It has been suggested that vitamin D may play a role in the pathogenesis of several endocrine diseases, such as hyperparathyroidism, type 1 diabetes (T1DM), type 2 diabetes (T2DM), autoimmune thyroid diseases, Addison's disease and polycystic ovary syndrome (PCOS). In this review, we debate the role of vitamin D in the pathogenesis of endocrine diseases.


Narrative overview of the literature synthesizing the current evidence retrieved from searches of computerized databases, hand searches and authoritative texts.


Evidence from basic science supports a role for vitamin D in many endocrine conditions. In humans, inverse relationships have been reported not only between blood 25-hydroxyvitamin D and parathyroid hormone concentrations but also with risk of T1DM, T2DM, and PCOS. There is less evidence for an association with Addison's disease or autoimmune thyroid disease. Vitamin D supplementation may have a role for prevention of T2DM, but the available evidence is not consistent.
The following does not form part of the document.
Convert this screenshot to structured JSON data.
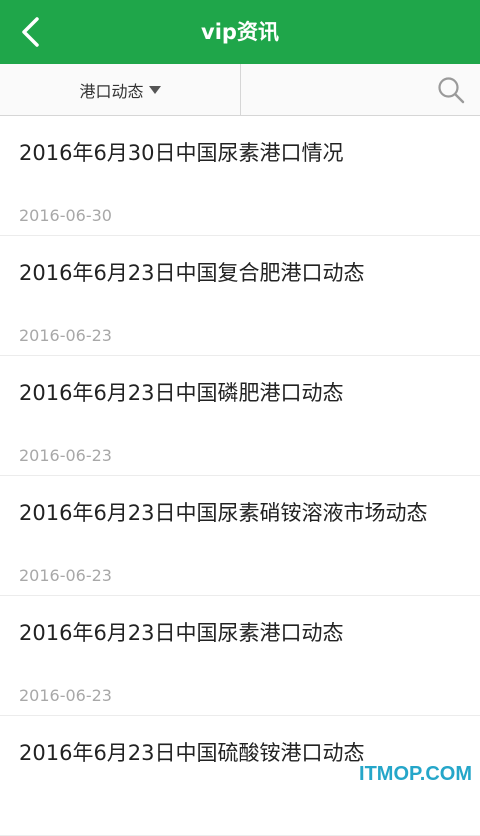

Although observational studies support a potential role of vitamin D in endocrine disease, high quality evidence from clinical trials does not exist to establish a place for vitamin D supplementation in optimizing endocrine health. Ongoing randomized controlled trials are expected to provide insights into the efficacy and safety of vitamin D in the management of endocrine disease.